some text
Chattanooga Pinball Co. owner Dale Levin shows off his 1983 Frogger game inside his showroom Monday afternoon. Levin has more than 5,000 arcade gaming machines. Levin specializes in restoring the machines that he finds in various places back to their original glory. However, on Christmas Eve he lost 93 machines when his warehouse caught on fire.

Chattanooga Pinball Co. update:

Where: 5919 Lee Highway, moved after fire destroyed former office on Rossville Blvd.

Website: Changed from to

Owner: Dale Levin

Key statistics:

• 5,000 -- number of arcade cabinets and pinball machines owned by Dale Levin, founder of Chattanooga Pinball Co.,

• 80,000 -- square feet at Peerless Mill that Levin uses to store his supply of vintage games

• 2005 -- The year Levin founded his company, leaving his carpet cleaning business to run it full time

• $1195 -- price of a Space Invaders Deluxe arcade game

• $7995 -- cost of a Pirates of the Caribbean pinball machine

Source: Chattanooga Pinball Co.

All it takes to destroy a vintage collection of more than 5,000 arcade cabinets and pinball machines is a leaky roof or a structure fire.

Water rots decades-old wood, inviting termites to come in for a quick snack. Fire chars the original analog cathode-ray tubes, burns the wood and clouds the glass. Dale Levin discovered these things in the worst way possible.

Levin, owner of Chattanooga Pinball Co., has fought both fire and water over the last few months, losing his showroom to a Christmas Eve blaze even as he worked to combat leaks in his Rossville. warehouse. Levin claims to be the largest purvyer of old arcade cabinets and pinball machines in the U.S., and likely the world. But the Christmas conflagration almost ruined him.

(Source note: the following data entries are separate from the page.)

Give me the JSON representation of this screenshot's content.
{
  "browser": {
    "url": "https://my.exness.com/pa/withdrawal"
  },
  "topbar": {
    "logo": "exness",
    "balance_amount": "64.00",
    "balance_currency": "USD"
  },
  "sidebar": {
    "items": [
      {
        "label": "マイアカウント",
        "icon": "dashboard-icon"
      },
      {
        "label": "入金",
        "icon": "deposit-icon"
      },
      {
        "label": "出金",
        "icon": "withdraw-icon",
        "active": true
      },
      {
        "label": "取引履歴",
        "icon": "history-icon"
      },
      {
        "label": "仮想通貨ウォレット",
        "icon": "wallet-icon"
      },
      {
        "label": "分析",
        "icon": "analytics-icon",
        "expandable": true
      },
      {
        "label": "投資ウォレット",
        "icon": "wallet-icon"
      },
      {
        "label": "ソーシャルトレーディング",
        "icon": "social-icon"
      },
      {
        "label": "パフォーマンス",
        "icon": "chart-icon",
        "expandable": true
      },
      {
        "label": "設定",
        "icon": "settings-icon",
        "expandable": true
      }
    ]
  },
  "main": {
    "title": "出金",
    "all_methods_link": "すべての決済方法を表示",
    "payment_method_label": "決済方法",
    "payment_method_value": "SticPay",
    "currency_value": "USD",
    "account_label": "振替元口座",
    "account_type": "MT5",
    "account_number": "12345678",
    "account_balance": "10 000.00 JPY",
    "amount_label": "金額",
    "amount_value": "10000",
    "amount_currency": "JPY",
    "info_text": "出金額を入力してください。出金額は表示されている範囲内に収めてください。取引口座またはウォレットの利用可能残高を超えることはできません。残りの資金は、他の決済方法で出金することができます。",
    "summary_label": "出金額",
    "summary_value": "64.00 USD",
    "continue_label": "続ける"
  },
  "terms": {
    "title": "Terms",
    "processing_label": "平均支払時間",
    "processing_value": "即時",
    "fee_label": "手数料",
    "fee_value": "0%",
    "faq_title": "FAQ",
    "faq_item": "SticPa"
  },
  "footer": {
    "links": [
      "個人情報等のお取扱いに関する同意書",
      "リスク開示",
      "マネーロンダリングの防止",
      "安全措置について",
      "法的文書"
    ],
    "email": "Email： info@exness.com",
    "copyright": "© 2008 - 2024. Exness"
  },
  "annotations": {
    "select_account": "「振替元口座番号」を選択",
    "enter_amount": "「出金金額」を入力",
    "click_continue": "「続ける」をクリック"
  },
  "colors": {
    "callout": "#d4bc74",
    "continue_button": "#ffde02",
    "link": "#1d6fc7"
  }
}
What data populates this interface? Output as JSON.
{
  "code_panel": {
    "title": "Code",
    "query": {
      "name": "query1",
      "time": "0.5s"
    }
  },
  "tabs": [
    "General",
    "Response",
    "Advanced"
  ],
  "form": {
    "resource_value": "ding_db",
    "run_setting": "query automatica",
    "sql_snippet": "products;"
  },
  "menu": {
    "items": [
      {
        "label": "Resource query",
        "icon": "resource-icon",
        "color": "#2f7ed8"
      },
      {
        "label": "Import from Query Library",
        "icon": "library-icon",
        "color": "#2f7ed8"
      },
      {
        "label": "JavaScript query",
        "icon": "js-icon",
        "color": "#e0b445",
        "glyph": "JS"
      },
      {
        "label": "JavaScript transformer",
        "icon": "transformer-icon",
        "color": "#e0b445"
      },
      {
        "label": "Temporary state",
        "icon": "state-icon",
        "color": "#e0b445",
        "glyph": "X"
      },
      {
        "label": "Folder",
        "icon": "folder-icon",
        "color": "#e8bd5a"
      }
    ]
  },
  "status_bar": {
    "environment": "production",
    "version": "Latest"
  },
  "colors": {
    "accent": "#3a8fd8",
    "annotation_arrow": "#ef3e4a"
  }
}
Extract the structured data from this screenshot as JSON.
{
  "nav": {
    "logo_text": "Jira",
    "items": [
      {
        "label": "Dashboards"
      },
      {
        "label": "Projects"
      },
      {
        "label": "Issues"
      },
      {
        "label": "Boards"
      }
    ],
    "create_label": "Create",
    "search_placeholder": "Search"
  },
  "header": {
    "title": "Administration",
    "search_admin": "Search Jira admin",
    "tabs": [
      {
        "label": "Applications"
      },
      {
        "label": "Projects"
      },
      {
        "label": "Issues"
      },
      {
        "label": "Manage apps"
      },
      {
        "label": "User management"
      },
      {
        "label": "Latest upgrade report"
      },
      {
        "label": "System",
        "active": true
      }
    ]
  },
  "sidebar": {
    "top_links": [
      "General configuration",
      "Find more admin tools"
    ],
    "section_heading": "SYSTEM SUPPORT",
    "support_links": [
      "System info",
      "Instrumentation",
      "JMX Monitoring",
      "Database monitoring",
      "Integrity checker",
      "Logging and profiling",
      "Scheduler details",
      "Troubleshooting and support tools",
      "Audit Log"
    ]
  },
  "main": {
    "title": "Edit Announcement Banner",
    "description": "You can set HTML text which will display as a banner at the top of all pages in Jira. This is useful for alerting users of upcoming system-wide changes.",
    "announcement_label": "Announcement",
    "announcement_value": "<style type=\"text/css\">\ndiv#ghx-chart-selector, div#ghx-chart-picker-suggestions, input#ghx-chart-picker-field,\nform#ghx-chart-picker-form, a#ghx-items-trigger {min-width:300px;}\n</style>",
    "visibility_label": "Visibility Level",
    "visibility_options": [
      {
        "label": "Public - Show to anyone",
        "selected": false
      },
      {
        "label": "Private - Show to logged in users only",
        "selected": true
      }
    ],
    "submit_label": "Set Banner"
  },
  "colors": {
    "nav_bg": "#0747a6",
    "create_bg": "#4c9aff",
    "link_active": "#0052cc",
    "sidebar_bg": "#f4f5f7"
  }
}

"It was devastating," he said of the fire that consumed 93 of his prized machines.

It wasn't just the loss of expensive Pac-Man, Galaga and Star Wars cabinets that hurt his business. The destruction of a vast array of spare joysticks, buttons and motherboards broke his heart and wallet. Those precious chunks of silicon, glass and wood from companies like Atari, Nintendo and Sega aren't manufacturered anymore, and each burned or rotted cabinet is irreplaceable.

It's now been three months since the fire put his business on hold.

"We thought we'd have to shut the place down," he said.

But his insurer eventually cut him a check, which he promptly used to pay for a new location on Lee Highway. Now, he's working again, surrounded by a bevy of nostalgic artifacts dating back decades.

Along with his five employees, he's working to repair not just his own cabinets, but a growing horde of old, improperly stored cabinets from across the country. He tears them down completely, a process that often includes clearing out rat nests and cockroach infestations, before hosing them down and rebuilding them from the ground up with new lights and refinished graphics and circuit boards.

Once he repairs them -- a two-week process -- he puts them up for sale on eBay or at his website, Last year, he sold about 300 machines out of his total stash of 5,000, good for roughly $700,000 in sales, he said. He's also starting to sell more machines internationally.

"We just shipped our first game to Moscow," he said. "They're so hungry for these games that they'll spend $1,000 just on shipping."

The only challenge he sees on his horizon, aside from the lengthy task of refurbishing the machines, is finding the perfect place to store them.

"They're large, there's no way around that," he said, surveying his 80,000-square-foot storage space in the Peerless Mill in Rossville, Ga.

The Peerless Mill, where he's kept the bulk of his games since founding the company in 2005, is a leaky mess. He's been forced to shuffle his machines from floor to floor to avoid losing thousands of dollars in potential sales. Once water gets into the machines, it's all over.

Ironically, the storage conundrum is often how he discovers new games. Pinball and arcade collectors tend to be hoarders, filling giant warehouses with everything from rare cars to possum-infested Mortal Kombat machines. When collectors die or go into debt and their children discover their warehouses, Levin will send a tractor trailer truck to buy everything he can.

While he makes plenty of money refurbishing old machines with new lights, hardware and software, there's something about physically collecting the games that Levin, a father of 11 children, finds addictive.

"I have a disorder," Levin said. "It's a compulsion."

He knows how to get 25 free lives in Donkey Kong, a game designed to be unbeatable. He can perform a trick in Asteroids that allows him to quickly destroy everything on the screen. He's able to explain the history of nearly every cabinet he owns.

"The arcade cabinet was the Facebook of the 80s and 90s," he said. "People used to play pinball without the flippers, and they'd just dance."

His greatest triumph, a restored pinball game autographed by the band Kiss that he sold for $20,000, is also one of his greatest regrets. He wishes he hadn't sold it. He sees his warehouses as time capsules, and himself as sort of a modern-day archeologist.

"Pinball goes back to the 18th century," Levin said. "I'm not really selling these as games, I'm selling nostalgia."

Contact staff writer Ellis Smith at or 423-757-6315.